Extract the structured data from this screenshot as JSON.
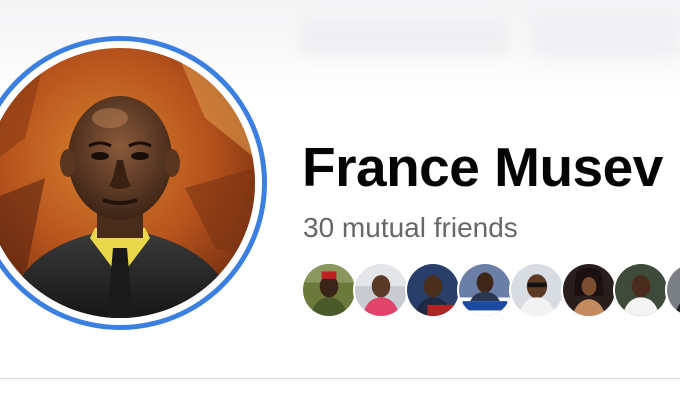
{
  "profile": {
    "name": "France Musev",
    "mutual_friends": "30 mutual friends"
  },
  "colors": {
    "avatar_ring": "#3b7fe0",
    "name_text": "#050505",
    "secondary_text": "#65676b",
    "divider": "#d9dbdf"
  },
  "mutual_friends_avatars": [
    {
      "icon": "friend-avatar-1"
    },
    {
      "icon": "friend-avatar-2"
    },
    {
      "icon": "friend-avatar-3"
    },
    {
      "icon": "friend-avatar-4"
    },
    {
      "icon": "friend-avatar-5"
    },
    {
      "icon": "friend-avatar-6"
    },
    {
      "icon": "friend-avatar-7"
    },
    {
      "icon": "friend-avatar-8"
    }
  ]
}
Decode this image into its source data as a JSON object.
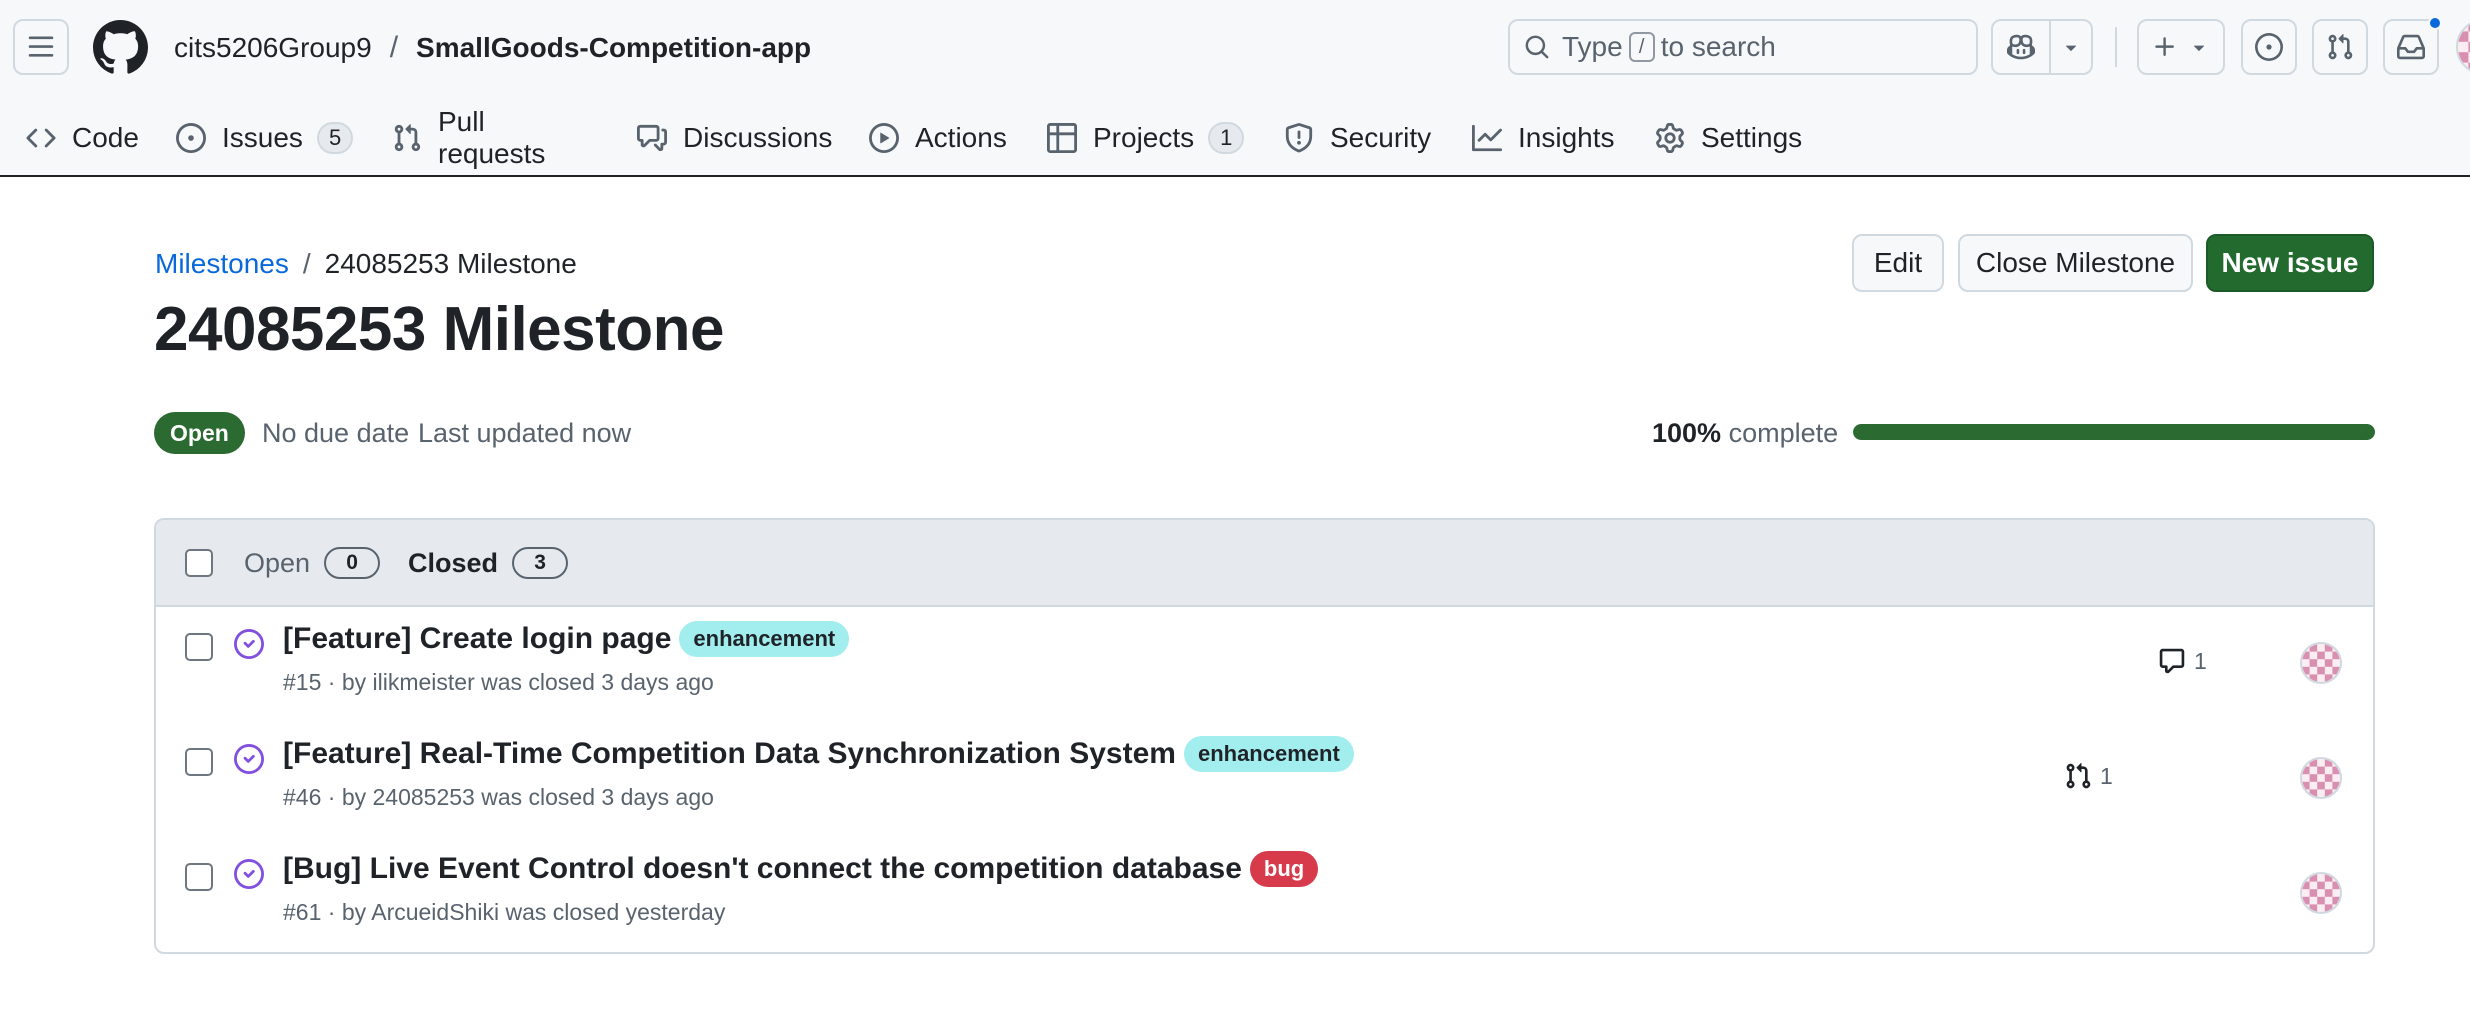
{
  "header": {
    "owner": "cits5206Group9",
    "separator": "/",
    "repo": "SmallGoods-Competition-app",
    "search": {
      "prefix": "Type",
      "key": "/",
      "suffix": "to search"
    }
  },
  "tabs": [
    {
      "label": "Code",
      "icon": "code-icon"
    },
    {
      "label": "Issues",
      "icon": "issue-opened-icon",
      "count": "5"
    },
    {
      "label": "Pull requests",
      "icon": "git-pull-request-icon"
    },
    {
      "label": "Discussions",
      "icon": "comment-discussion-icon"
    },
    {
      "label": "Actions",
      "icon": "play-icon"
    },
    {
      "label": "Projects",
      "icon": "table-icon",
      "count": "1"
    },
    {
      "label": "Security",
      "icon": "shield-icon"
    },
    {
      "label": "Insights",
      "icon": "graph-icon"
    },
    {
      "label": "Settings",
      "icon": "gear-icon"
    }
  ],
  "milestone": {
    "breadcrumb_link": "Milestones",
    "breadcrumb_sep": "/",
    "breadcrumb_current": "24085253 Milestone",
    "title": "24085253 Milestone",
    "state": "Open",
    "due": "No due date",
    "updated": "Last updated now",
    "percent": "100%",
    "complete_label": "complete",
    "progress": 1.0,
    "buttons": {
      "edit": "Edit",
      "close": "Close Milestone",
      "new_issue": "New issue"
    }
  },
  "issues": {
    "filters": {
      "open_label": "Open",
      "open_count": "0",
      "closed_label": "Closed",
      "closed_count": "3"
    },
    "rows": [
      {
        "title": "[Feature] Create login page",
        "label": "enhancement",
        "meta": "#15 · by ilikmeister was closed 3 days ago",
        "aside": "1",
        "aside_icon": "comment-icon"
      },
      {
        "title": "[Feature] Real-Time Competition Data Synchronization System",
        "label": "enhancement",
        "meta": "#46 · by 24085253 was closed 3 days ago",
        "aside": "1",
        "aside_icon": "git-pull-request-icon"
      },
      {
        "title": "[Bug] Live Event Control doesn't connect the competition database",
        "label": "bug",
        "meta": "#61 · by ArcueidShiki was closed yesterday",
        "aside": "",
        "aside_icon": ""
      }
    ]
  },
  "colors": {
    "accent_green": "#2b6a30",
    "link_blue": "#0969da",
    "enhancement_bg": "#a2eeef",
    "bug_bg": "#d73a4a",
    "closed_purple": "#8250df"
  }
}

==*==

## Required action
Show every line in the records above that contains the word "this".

## Answer section
Extract the structured data from this screenshot as JSON.
Decode this image into its source data as a JSON object.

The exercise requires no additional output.